Lee owns a successful cattle ranch in the Houston area and presumably he has friends and family there as well. A sudden move over 2,500 kilometers west is not an easy thing for a person with a family and a life in a certain city. Just because that person makes a lot of money at his job, doesn’t make it unconscionable for him to reject such a move if he is completely within his rights to do so.
Baseball’s 10-and-5 rule was negotiated in good faith between the MLBPA and the owners in order to protect older players who have established families and lives in certain cities from being uprooted against their will. Lee agreed to waive that right, but still retains some autonomy over decisions regarding where he plays—and good for him.
Astros fans are perfectly within their right to be irked at McLane & Co. for signing Lee in the first place, but they should save the juvenile vitriol for someone other than Lee, who is merely exercising the right afforded to him in his contract.
Looking at Lee’s body type and apparent lack of hustle (something that is completely subjective for the outside viewer) cannot explain his struggles—at least not with any certainty. What we can say is that expecting Lee to be anything more than he has been, given his own history and the track record of other players his age, is foolish.
Asking why Lee wouldn’t accept a trade to a contender assumes that all baseball players exist in a vacuum where their lives outside the game are irrelevant. Ask yourself if you could survive like that. If you earned the right to decide for yourself where you ply your trade, would you ignore all outside factors, including your private and family life when asked to move over 2,500 kilometers away? I doubt it.
And the rest:
Major League Baseball announced their All-Star rosters and Final Vote candidates yesterday [Getting Blanked].
Today is the first day of the International signing period for Major League teams. The Blue Jays signed two of Baseball America’s top 20 International prospects, including number-one prospect Franklin Barrero, while the Yankees signed number-two prospect Luis Torrens [Matthew Pouliot, NBC Hardball Talk].
Yesterday, the Braves signed four-time All-Star Ben Sheets to a minor league deal as he tries to resurrect his injury-ruined career [Getting Blanked]. Today we learn that the Braves plan on inserting Sheets into the Major League starting rotation within the next two weeks [David O’Brien, Atlanta Journal-Constitution]. This should end well.

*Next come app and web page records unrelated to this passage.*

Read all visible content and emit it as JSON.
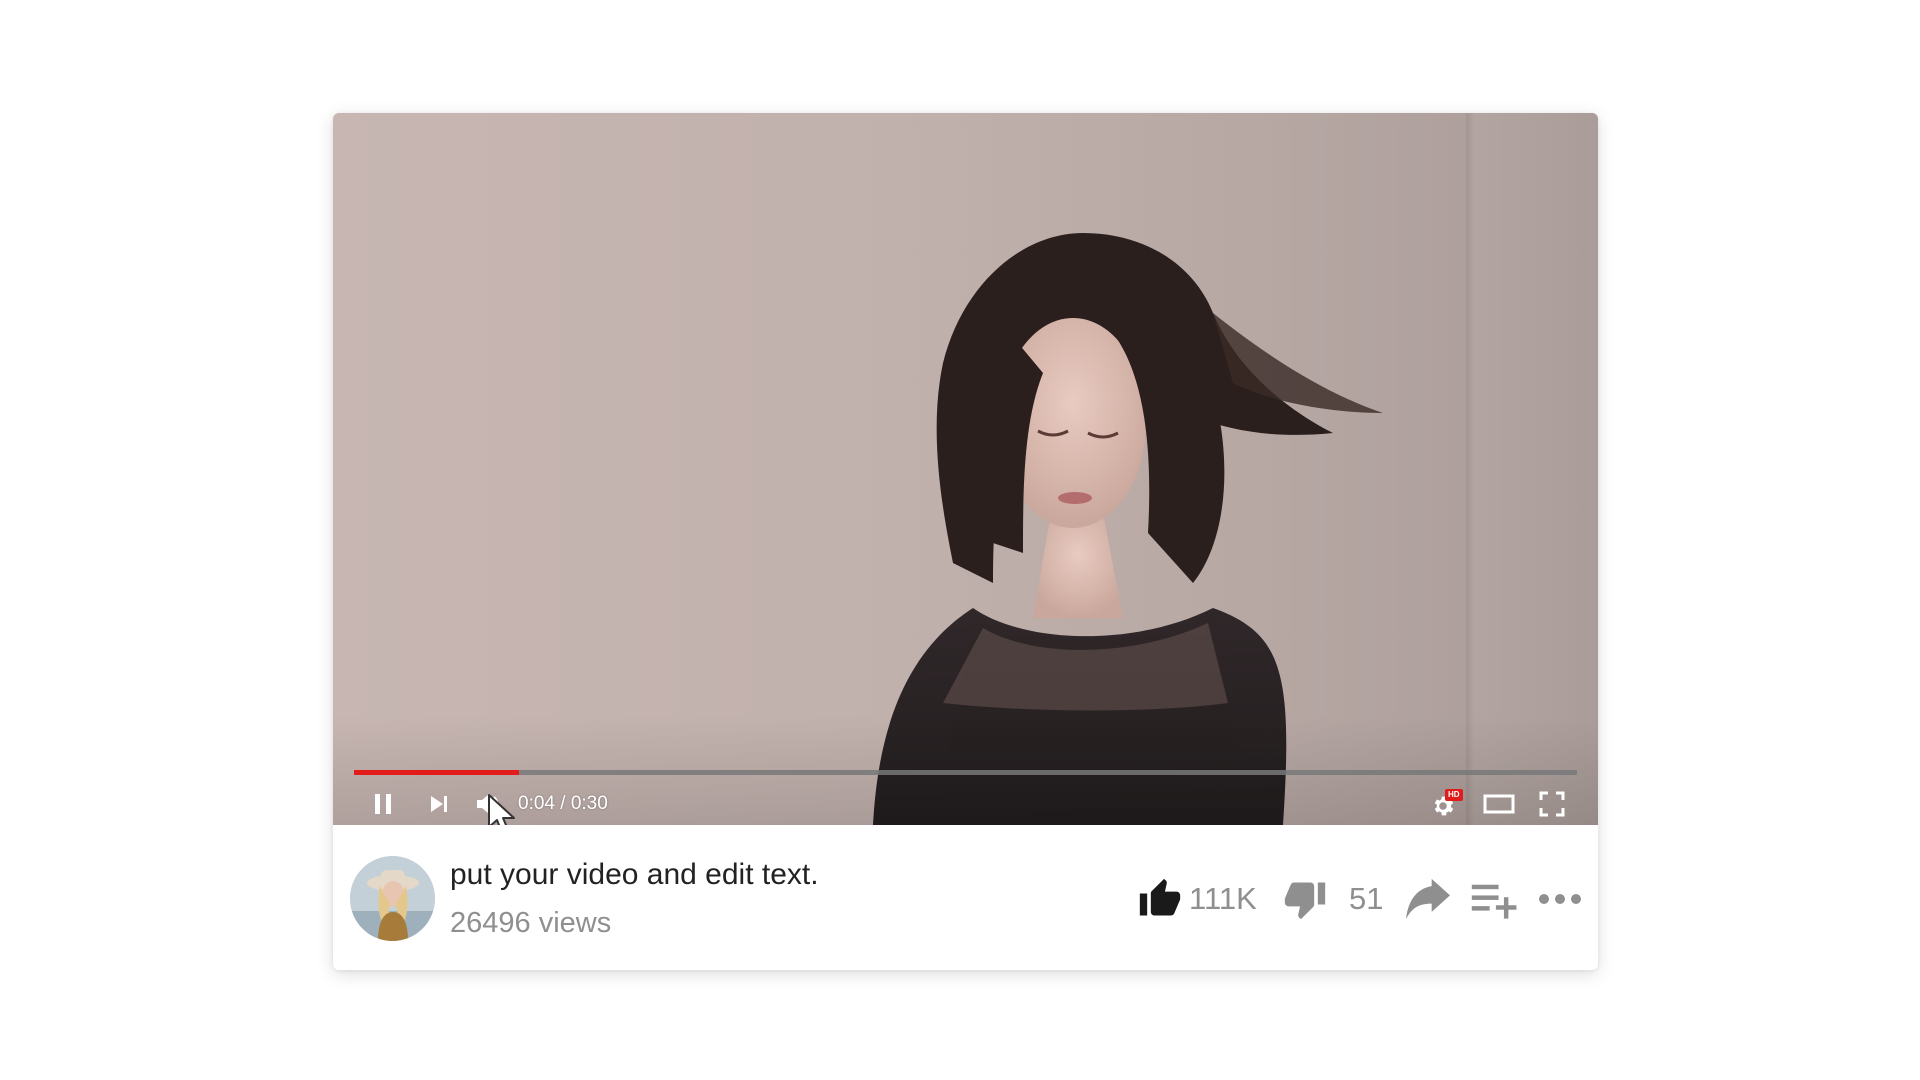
{
  "player": {
    "progress_fraction": 0.135,
    "current_time": "0:04",
    "time_separator": "/",
    "duration": "0:30",
    "time_display": "0:04 / 0:30",
    "settings_badge": "HD",
    "controls": {
      "pause_icon": "pause-icon",
      "next_icon": "skip-next-icon",
      "volume_icon": "volume-icon",
      "settings_icon": "gear-icon",
      "theater_icon": "theater-mode-icon",
      "fullscreen_icon": "fullscreen-icon"
    },
    "colors": {
      "progress": "#e21b1b",
      "badge": "#e21b1b"
    }
  },
  "video": {
    "title": "put your video and edit text.",
    "views": "26496 views"
  },
  "actions": {
    "like_count": "111K",
    "dislike_count": "51",
    "like_icon": "thumbs-up-icon",
    "dislike_icon": "thumbs-down-icon",
    "share_icon": "share-arrow-icon",
    "playlist_icon": "add-to-playlist-icon",
    "more_icon": "more-horizontal-icon"
  }
}
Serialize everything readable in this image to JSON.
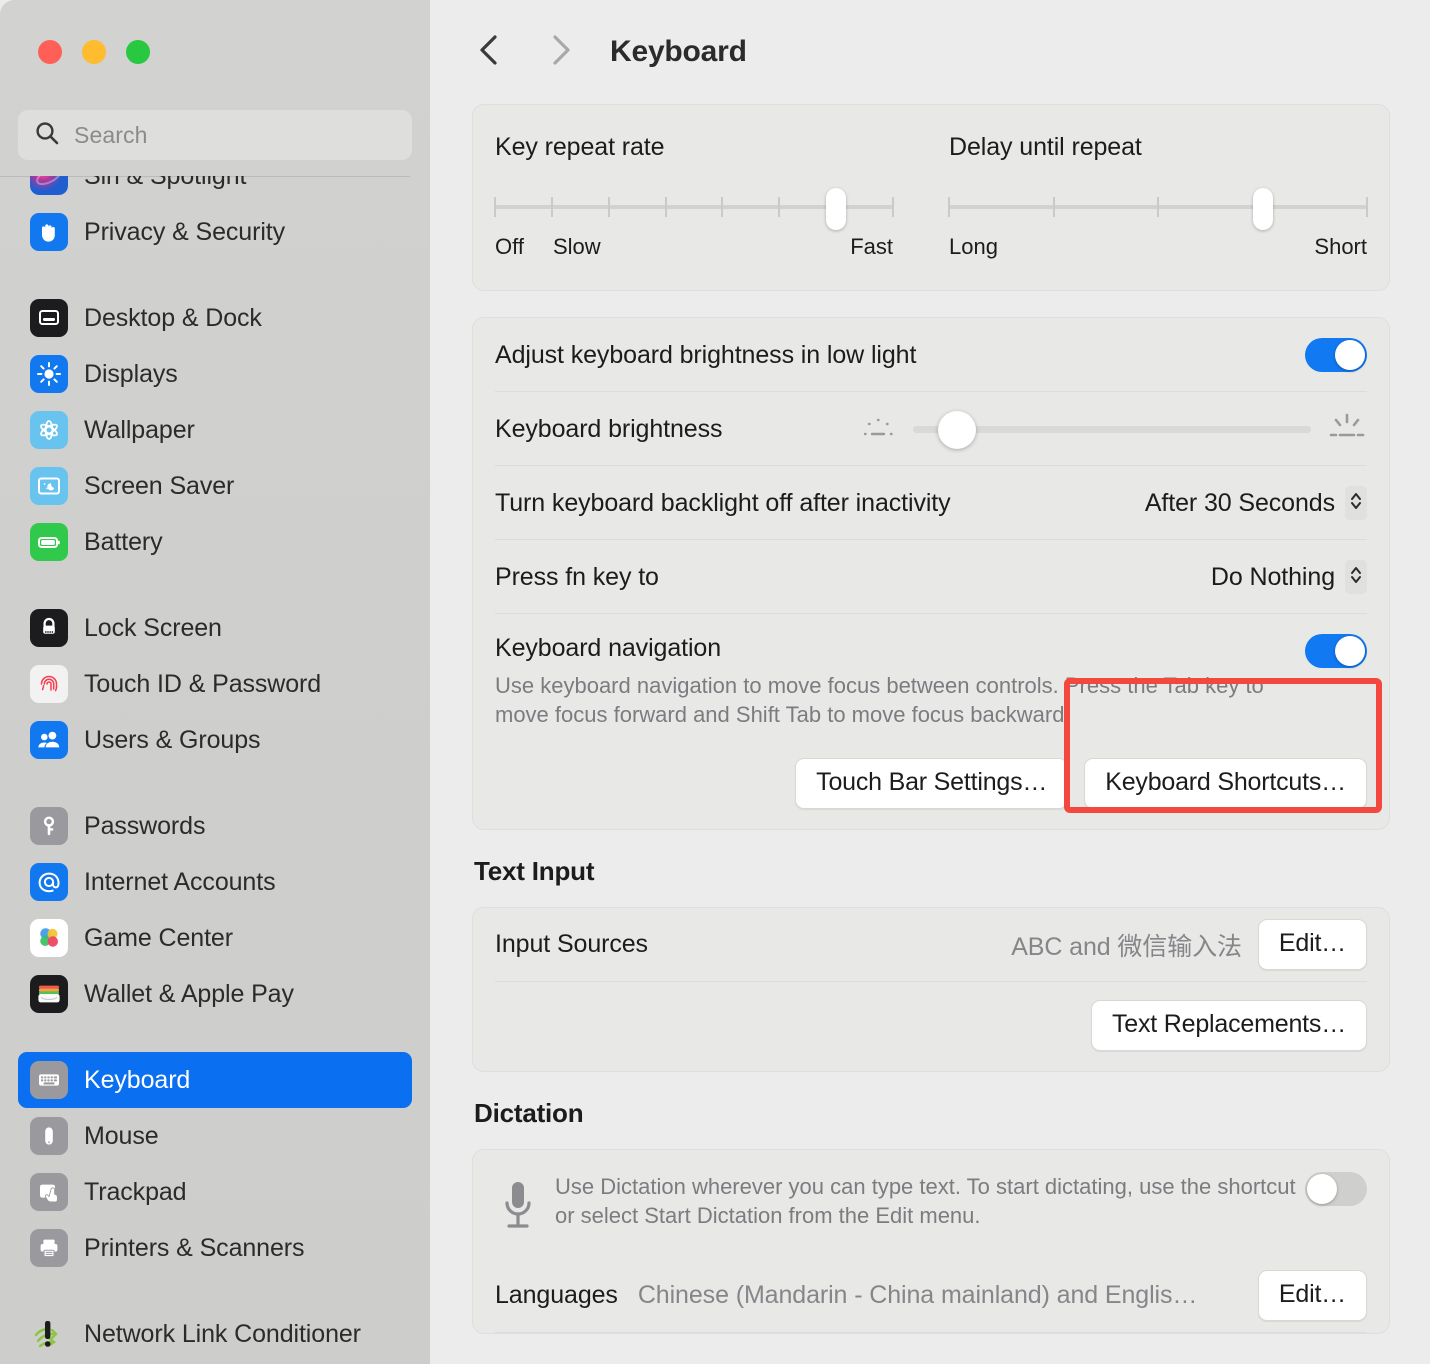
{
  "window": {
    "traffic_lights": [
      "close",
      "minimize",
      "zoom"
    ],
    "colors": {
      "accent_blue": "#0a6ff0",
      "toggle_blue": "#1179f2",
      "annotation_red": "#f4483f",
      "sidebar_bg": "#cfcfcd",
      "content_bg": "#ececec",
      "card_bg": "#e8e8e6"
    }
  },
  "sidebar": {
    "search": {
      "placeholder": "Search",
      "value": "",
      "icon": "search-icon"
    },
    "items": [
      {
        "label": "Siri & Spotlight",
        "icon": "siri-icon",
        "selected": false,
        "partial": true
      },
      {
        "label": "Privacy & Security",
        "icon": "hand-icon",
        "selected": false
      },
      {
        "gap": true
      },
      {
        "label": "Desktop & Dock",
        "icon": "desktop-dock-icon",
        "selected": false
      },
      {
        "label": "Displays",
        "icon": "displays-icon",
        "selected": false
      },
      {
        "label": "Wallpaper",
        "icon": "wallpaper-icon",
        "selected": false
      },
      {
        "label": "Screen Saver",
        "icon": "screen-saver-icon",
        "selected": false
      },
      {
        "label": "Battery",
        "icon": "battery-icon",
        "selected": false
      },
      {
        "gap": true
      },
      {
        "label": "Lock Screen",
        "icon": "lock-icon",
        "selected": false
      },
      {
        "label": "Touch ID & Password",
        "icon": "fingerprint-icon",
        "selected": false
      },
      {
        "label": "Users & Groups",
        "icon": "users-icon",
        "selected": false
      },
      {
        "gap": true
      },
      {
        "label": "Passwords",
        "icon": "key-icon",
        "selected": false
      },
      {
        "label": "Internet Accounts",
        "icon": "at-sign-icon",
        "selected": false
      },
      {
        "label": "Game Center",
        "icon": "game-center-icon",
        "selected": false
      },
      {
        "label": "Wallet & Apple Pay",
        "icon": "wallet-icon",
        "selected": false
      },
      {
        "gap": true
      },
      {
        "label": "Keyboard",
        "icon": "keyboard-icon",
        "selected": true
      },
      {
        "label": "Mouse",
        "icon": "mouse-icon",
        "selected": false
      },
      {
        "label": "Trackpad",
        "icon": "trackpad-icon",
        "selected": false
      },
      {
        "label": "Printers & Scanners",
        "icon": "printer-icon",
        "selected": false
      },
      {
        "gap": true
      },
      {
        "label": "Network Link Conditioner",
        "icon": "network-link-conditioner-icon",
        "selected": false,
        "plain": true
      }
    ]
  },
  "toolbar": {
    "back_icon": "chevron-left-icon",
    "forward_icon": "chevron-right-icon",
    "title": "Keyboard"
  },
  "main": {
    "key_repeat": {
      "title": "Key repeat rate",
      "ticks": 8,
      "knob_index": 6,
      "legend_left": "Off",
      "legend_left2": "Slow",
      "legend_right": "Fast"
    },
    "delay_repeat": {
      "title": "Delay until repeat",
      "ticks": 5,
      "knob_index": 3,
      "legend_left": "Long",
      "legend_right": "Short"
    },
    "adjust_brightness": {
      "label": "Adjust keyboard brightness in low light",
      "toggle_state": "on"
    },
    "keyboard_brightness": {
      "label": "Keyboard brightness",
      "value_percent": 11,
      "icon_low": "brightness-low-icon",
      "icon_high": "brightness-high-icon"
    },
    "backlight_off": {
      "label": "Turn keyboard backlight off after inactivity",
      "value": "After 30 Seconds",
      "stepper_icon": "chevron-up-down-icon"
    },
    "fn_key": {
      "label": "Press fn key to",
      "value": "Do Nothing",
      "stepper_icon": "chevron-up-down-icon"
    },
    "keyboard_navigation": {
      "title": "Keyboard navigation",
      "description": "Use keyboard navigation to move focus between controls. Press the Tab key to move focus forward and Shift Tab to move focus backward.",
      "toggle_state": "on"
    },
    "buttons": {
      "touch_bar": "Touch Bar Settings…",
      "keyboard_shortcuts": "Keyboard Shortcuts…"
    },
    "text_input": {
      "section_title": "Text Input",
      "input_sources_label": "Input Sources",
      "input_sources_value": "ABC and 微信输入法",
      "edit_button": "Edit…",
      "text_replacements_button": "Text Replacements…"
    },
    "dictation": {
      "section_title": "Dictation",
      "description": "Use Dictation wherever you can type text. To start dictating, use the shortcut or select Start Dictation from the Edit menu.",
      "toggle_state": "off",
      "mic_icon": "microphone-icon",
      "languages_label": "Languages",
      "languages_value": "Chinese (Mandarin - China mainland) and Englis…",
      "languages_edit_button": "Edit…"
    }
  },
  "annotation": {
    "shape": "rectangle",
    "color": "#f4483f",
    "target": "keyboard-shortcuts-button"
  }
}
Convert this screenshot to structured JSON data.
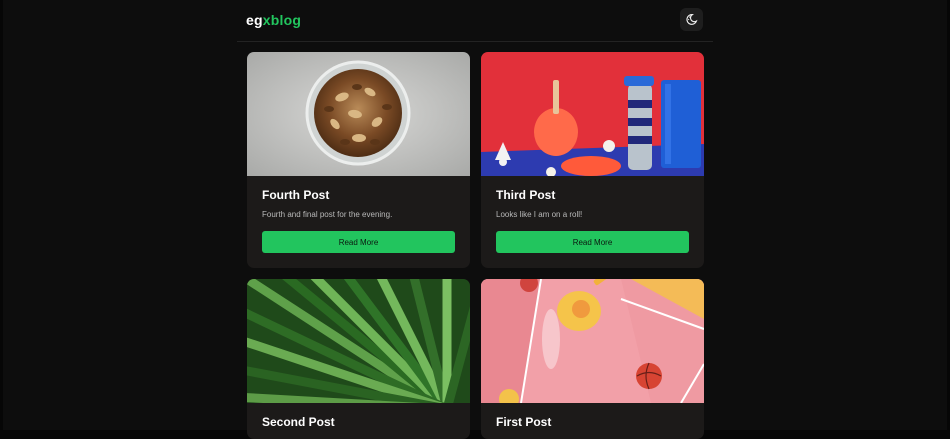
{
  "brand": {
    "part1": "eg",
    "part2": "xblog"
  },
  "header": {
    "theme_toggle_icon": "moon-sun-icon"
  },
  "posts": [
    {
      "title": "Fourth Post",
      "description": "Fourth and final post for the evening.",
      "button": "Read More",
      "image": "bowl-of-nuts"
    },
    {
      "title": "Third Post",
      "description": "Looks like I am on a roll!",
      "button": "Read More",
      "image": "table-tennis-items"
    },
    {
      "title": "Second Post",
      "description": "",
      "button": "",
      "image": "green-palm-leaf"
    },
    {
      "title": "First Post",
      "description": "",
      "button": "",
      "image": "pink-court-balls"
    }
  ],
  "colors": {
    "accent": "#22c55e",
    "card": "#1c1a19",
    "background": "#0d0d0d"
  }
}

Today in unbelievably sad news: Jeff Adcock, a Brewers groundkeeper, collapsed at yesterday’s game against the Diamondbacks and later died [Adam McCalvy, Brew Beat].
Bobby Valentine has co-produced a documentary that investigates Major League Baseball’s role in the Dominican Republic and MLB is not happy about it [Ken Davidoff, New York Post].